Brassicaceae (Mustard Family)

Semi-desert, foothills. Disturbed areas, shrublands, woodlands, openings. Summer, fall.
Knife Edge Trail, Mesa Verde National Park, October 1, 2016.

Lepidium latifolium can produce a number of flowering stems from June through October, so on one plant you often find, as photographs at left and above show, all stages from buds to flower to seeds to empty seed casings.

Lepidium latifolium

Lepidium latifolium (Broad-leaf Pepperweed, Broad-leaf Pepperwort)
Brassicaceae (Mustard Family)

Semi-desert, foothills. Disturbed areas, shrublands, woodlands, openings. Summer, fall.
Knife Edge Trail, Mesa Verde National Park, October 1, 2016

Basal leaves are leathery, 1-6 inches long, petiolate, with smooth or slightly serrated margins. Stem leaves are similarly shaped but are often sessile and shorter.

Range map © John Kartesz,
Floristic Synthesis of North America

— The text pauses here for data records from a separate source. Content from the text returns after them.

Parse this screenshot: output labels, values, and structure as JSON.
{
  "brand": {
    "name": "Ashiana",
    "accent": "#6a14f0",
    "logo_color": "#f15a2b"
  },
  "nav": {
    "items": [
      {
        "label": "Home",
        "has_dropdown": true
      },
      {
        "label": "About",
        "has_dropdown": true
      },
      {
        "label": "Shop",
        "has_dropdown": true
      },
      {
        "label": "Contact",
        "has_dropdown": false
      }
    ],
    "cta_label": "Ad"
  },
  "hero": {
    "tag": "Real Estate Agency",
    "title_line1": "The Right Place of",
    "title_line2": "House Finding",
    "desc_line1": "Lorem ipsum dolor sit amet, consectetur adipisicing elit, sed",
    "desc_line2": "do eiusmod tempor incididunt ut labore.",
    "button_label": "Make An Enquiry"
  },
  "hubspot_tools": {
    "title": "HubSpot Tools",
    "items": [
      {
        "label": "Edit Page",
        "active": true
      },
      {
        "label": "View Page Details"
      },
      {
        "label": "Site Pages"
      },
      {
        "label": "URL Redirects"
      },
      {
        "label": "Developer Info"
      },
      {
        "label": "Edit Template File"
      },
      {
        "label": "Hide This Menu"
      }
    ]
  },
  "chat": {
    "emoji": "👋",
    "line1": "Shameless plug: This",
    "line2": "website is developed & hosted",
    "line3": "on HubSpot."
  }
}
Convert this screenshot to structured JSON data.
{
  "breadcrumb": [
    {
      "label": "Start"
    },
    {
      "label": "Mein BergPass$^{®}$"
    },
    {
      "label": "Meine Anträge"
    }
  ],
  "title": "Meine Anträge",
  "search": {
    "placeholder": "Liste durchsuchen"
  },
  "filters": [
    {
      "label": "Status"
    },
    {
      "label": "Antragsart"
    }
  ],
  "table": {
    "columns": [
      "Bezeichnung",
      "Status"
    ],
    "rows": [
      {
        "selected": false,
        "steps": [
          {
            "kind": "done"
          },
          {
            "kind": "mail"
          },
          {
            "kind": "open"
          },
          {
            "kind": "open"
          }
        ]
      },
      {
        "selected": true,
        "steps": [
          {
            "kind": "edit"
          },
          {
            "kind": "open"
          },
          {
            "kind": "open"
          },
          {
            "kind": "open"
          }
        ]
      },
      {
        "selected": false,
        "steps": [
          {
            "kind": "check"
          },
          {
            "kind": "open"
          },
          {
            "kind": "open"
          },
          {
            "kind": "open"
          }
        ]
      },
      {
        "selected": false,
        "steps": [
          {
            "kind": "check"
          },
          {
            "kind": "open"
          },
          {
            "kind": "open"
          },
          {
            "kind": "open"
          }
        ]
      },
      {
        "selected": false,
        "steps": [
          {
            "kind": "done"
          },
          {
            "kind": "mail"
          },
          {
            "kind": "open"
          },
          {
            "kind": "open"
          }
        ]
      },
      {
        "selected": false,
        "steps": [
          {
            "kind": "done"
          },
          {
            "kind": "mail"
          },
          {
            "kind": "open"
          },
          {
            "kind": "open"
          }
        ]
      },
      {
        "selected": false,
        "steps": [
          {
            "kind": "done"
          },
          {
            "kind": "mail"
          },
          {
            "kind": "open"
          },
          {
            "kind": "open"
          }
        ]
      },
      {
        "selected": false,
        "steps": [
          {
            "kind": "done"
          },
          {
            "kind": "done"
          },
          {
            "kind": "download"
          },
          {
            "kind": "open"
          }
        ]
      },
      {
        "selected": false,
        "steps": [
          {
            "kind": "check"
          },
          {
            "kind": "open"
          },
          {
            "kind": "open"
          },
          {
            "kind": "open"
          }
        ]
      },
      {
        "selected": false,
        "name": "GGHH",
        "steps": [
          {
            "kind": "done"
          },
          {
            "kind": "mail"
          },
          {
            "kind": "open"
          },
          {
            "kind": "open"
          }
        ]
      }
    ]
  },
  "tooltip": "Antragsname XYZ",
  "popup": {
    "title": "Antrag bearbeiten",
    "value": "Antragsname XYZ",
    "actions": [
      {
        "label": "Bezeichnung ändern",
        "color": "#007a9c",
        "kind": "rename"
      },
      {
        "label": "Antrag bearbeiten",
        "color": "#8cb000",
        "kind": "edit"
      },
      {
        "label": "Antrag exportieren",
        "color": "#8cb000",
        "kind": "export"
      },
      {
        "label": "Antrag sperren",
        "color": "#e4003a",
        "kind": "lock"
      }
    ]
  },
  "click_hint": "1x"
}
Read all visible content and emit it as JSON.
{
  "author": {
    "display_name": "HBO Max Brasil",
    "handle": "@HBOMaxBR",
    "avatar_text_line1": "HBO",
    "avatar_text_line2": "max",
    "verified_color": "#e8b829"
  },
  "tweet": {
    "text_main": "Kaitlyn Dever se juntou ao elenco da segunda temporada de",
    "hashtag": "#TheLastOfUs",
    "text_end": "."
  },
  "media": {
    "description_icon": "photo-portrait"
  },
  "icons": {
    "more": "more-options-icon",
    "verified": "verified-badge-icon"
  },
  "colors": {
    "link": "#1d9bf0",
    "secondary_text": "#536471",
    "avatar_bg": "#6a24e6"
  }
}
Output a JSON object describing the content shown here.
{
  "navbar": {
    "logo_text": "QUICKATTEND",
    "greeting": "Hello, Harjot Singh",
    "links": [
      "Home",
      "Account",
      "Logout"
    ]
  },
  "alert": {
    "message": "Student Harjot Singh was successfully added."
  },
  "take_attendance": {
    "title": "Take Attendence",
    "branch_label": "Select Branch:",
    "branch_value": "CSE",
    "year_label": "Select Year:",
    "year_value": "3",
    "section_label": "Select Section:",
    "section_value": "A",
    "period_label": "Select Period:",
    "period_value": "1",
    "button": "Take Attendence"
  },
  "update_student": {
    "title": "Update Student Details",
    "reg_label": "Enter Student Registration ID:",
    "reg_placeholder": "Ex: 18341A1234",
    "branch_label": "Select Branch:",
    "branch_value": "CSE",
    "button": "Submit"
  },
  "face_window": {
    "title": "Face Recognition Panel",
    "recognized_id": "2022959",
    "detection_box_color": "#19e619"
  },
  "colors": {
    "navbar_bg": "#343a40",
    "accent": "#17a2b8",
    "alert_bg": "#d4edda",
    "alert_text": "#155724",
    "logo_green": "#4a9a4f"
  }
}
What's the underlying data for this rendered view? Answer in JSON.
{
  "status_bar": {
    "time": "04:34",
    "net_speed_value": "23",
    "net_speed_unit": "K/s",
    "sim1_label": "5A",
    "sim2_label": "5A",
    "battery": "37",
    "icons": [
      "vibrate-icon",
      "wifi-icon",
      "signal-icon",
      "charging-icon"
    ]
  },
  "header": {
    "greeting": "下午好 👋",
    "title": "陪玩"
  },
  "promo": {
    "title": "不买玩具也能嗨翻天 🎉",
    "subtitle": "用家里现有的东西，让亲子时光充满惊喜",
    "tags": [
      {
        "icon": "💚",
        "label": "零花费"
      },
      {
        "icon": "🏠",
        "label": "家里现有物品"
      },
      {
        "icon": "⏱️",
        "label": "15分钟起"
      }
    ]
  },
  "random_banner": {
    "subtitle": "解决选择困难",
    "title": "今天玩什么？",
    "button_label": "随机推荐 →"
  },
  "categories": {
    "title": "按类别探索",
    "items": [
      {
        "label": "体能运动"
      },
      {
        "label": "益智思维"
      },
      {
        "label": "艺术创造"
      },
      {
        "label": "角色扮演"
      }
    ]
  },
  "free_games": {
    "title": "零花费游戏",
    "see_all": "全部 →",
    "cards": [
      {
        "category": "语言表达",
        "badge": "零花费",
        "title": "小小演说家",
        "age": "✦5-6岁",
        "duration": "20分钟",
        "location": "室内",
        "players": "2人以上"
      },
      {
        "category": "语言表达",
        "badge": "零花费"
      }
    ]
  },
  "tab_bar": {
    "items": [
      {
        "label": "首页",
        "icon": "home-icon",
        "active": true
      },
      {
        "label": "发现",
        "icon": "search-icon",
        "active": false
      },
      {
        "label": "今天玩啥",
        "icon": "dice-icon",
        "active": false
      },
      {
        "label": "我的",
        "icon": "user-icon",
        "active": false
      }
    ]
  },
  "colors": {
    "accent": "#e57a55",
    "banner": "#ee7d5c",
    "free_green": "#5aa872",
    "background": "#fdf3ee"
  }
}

State Color Key

Species present in state and native
Species present in state and exotic
Species not present in state

County Color Key

Species present and not rare
Species present and rare
Species extirpated (historic)
Species extinct
Species noxious
Species exotic and present
Native species, but adventive in state
Eradicated
Questionable presence

Lepidium latifolium

Range map for Lepidium latifolium